How to Improve Response Rates
We are often asked how Clicktools can help improve Response rates. Whilst Clicktools can help in one or two areas; the most impact you can have on your response rates is entirely within your control. There are three areas that influence response rates and this blog gives out top 10 tips to improve them.
A. Show you are serious about collecting feedback – be professional.
If it isn’t clear to the customer that you are serious about their opinion then one of two things will happen. They won’t answer the survey or they won’t give a serious response. In a lot of ways the second is far worse than the first.
B. Ask the right questions at the right time
If I asked you to tell me on a scale of 1 to 10 (where 1 is Not At All and 10 is Completely) how satisfed you were with your evening meal on 15 November 2008, I doubt you could tell me. In fact, if you did, I wouldn’t be too confident about the answer. So, why do so many organizations take this approach to customer feedback. You can run a statistically sound survey to give you this information but come on people, apply the common sense factor – it ain’t gonna work!
C. Build a relationship with the customer
Capturing feedback from a customer should be part of your overall operation business improvement process. This is by far the largest single influencer on response rates.
Here are Clicktools top 10 tips for improving response rates:
- Reflect your brand – Show your customers you are serious about their feedback by reflecting your brand. You wouldn’t use a landing page that had yellow background with purple comic font so why run a survey like that. Out of the top 5, this is the one where Clicktools can help. Clicktools doesn’t provide templates called ‘spring meadows’ or ‘summer flowers’ but what it does do is enable you to completely match your website and/or brand guidelines.
- Ensure correct spelling/grammar – The amount of emails I see that are poorly worded and/or misspelled never ceases to amaze me. At the very least turn your spell checker on.

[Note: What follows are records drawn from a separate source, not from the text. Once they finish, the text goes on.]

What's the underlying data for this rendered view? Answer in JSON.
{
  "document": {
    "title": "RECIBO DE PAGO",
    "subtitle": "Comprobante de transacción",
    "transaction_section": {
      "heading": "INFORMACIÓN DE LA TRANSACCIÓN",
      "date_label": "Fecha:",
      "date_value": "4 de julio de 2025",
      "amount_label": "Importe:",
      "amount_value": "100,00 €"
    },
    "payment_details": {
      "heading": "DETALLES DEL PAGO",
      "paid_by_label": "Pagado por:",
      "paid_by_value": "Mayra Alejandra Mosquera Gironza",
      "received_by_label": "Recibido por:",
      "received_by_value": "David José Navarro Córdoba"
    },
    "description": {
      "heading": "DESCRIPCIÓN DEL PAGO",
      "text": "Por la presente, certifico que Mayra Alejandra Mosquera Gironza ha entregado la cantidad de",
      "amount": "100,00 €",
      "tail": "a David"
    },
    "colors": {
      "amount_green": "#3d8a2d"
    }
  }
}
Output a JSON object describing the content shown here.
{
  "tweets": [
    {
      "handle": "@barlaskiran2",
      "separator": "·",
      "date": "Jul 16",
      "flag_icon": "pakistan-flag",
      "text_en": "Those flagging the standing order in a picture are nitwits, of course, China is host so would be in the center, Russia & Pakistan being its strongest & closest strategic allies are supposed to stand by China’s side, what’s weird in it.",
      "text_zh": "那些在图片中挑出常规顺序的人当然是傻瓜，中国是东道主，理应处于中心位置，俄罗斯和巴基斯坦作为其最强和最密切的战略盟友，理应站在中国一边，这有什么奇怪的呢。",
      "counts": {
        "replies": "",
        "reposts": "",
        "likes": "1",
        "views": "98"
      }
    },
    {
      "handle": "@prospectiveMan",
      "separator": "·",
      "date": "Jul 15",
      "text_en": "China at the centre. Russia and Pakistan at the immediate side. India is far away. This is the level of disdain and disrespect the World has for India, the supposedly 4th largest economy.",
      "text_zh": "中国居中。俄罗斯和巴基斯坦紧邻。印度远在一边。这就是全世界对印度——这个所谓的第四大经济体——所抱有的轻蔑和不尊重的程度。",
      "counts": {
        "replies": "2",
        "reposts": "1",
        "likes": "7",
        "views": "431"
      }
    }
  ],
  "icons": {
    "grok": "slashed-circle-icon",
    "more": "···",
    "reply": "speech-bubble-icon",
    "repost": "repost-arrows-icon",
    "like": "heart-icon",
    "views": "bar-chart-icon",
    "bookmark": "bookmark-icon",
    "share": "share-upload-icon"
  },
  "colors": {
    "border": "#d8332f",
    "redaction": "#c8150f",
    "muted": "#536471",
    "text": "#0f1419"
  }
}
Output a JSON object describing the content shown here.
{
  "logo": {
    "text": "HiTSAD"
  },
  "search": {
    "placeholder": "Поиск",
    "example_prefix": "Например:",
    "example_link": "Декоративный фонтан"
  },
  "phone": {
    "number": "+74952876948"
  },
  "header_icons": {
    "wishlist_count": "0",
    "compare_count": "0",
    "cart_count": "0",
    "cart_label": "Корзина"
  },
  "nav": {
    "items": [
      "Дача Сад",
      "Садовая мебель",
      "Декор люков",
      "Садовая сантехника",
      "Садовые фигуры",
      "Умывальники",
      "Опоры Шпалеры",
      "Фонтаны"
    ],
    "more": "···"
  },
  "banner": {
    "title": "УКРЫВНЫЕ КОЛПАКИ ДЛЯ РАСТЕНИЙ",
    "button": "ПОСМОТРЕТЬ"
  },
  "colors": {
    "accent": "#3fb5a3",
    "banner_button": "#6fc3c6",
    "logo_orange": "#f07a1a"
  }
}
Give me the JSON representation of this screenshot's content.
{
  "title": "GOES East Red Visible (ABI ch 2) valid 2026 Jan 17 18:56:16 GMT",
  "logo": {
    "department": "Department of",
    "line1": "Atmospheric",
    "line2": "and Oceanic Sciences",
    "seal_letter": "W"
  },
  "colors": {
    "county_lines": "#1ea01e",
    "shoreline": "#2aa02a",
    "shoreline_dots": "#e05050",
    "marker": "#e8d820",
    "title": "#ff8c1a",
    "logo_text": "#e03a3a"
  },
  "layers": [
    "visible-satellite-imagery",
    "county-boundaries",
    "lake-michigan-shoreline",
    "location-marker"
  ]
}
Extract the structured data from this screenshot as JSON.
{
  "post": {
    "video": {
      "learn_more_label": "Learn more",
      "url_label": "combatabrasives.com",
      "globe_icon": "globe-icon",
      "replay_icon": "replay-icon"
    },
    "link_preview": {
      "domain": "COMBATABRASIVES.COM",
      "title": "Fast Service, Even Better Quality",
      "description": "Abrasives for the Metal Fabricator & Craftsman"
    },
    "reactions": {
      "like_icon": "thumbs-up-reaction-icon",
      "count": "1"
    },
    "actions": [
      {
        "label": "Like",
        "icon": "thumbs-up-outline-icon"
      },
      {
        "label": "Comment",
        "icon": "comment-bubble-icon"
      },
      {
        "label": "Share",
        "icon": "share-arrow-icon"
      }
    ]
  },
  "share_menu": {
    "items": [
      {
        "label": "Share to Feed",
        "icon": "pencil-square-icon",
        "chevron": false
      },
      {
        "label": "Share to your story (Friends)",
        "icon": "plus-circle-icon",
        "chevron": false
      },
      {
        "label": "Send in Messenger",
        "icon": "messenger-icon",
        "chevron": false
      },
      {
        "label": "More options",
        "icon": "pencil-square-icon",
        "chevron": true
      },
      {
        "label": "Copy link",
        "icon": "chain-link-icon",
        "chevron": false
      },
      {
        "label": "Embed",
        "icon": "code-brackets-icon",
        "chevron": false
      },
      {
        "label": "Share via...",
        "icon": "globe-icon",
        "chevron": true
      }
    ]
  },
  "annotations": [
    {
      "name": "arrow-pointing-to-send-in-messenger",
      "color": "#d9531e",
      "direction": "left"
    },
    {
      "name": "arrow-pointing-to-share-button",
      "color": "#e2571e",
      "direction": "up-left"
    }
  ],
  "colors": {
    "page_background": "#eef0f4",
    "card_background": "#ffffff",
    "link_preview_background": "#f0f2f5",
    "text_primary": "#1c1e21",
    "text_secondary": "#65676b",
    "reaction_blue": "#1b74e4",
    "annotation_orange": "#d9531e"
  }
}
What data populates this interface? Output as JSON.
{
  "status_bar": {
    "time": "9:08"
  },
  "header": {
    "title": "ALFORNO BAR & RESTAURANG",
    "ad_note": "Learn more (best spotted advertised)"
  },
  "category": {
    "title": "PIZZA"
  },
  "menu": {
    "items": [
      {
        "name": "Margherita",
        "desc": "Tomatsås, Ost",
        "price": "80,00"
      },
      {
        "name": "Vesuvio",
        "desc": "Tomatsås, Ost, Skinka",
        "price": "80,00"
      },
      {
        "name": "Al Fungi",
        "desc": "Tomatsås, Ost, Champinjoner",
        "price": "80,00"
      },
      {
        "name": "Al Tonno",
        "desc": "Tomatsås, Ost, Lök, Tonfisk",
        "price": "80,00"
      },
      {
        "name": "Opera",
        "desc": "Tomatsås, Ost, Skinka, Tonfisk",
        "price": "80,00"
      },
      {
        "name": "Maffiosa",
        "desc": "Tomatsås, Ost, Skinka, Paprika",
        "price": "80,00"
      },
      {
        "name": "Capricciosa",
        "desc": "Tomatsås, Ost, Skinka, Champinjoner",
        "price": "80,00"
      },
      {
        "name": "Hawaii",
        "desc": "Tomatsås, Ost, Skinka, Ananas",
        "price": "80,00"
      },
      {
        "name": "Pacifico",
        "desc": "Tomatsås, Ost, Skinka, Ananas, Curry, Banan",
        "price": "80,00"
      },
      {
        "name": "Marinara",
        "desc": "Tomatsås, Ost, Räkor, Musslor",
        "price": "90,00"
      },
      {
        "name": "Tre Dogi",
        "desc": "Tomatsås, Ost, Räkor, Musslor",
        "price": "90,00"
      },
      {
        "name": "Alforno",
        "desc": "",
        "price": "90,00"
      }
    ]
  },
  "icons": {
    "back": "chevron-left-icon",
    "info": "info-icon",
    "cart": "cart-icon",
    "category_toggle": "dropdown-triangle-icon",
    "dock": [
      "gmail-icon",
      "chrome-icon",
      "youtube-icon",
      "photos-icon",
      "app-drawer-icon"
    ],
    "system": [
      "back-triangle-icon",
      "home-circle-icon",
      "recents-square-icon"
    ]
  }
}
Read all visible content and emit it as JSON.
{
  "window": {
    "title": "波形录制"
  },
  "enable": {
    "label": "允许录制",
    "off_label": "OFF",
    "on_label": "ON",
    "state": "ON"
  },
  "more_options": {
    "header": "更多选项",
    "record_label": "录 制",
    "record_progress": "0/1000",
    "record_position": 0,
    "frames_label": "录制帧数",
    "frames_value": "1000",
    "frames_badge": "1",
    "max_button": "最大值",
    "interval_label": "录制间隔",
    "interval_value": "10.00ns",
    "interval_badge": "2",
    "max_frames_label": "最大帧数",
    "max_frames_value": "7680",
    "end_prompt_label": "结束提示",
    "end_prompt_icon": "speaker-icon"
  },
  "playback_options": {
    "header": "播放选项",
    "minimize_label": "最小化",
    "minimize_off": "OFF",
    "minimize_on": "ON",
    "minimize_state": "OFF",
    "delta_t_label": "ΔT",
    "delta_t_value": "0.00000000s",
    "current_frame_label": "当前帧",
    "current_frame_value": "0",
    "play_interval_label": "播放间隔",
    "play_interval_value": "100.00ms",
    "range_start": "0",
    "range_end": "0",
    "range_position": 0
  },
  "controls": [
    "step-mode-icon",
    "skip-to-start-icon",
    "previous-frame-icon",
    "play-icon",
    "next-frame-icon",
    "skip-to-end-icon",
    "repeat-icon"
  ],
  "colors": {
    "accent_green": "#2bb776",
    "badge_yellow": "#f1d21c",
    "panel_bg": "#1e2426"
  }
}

- Get feedback is as soon as possible after the experience or event you want feedback on. So, if someone raises a case/ticket then ask for feedback as soon as (perhaps an hour) after that case is closed.
- In terms of relationship surveys, don’t just bulk email customers once or twice a year – use an event such as license start date or date they became a customer to trigger and run a constant pulse of surveys.
- Make the survey specific to the thing you are measuring. Don’t overpad the survey with superfluous market research questions or try to sell me things.
- Don’t ask me things you should already know. If I am a customer you should know what products I have (certainly in a B2B environment) or what service/support program I have or, perhaps even worse, what country I am in. Please don’t ask me this in a survey – it just shows me you don’t really care. If you must ask do it in a survey intended to do just that – update the information you have. Asking for people to update one or two pieces of information in a survey can be acceptable – perhaps a phone number at the end of a survey.
- Act on feedback. Give the opportunity for customers (or whoever) to request talk to someone or, based on their response ask them if they are willing to talk to someone.
- Share internally. Integrating feedback with your CRM system will give everyone in your organization an understanding and picture of your customers’ mindset the last time they gave you some feedback and over time. This can help Account Managers when making calls thru to call-center agents who are dealing with the customer
- Share externally. Nothing frustrates someone more than completing a survey and not knowing (ever) what happened. Telling your customers what the feedback was and, more importantly, what you did because of their feedback will actively engage them in the feedback program and encourage them to be open and honest (and complete) in their responses.
Oops, that’s a top 9. My final tip for survey success is, you guessed it – use Clicktools!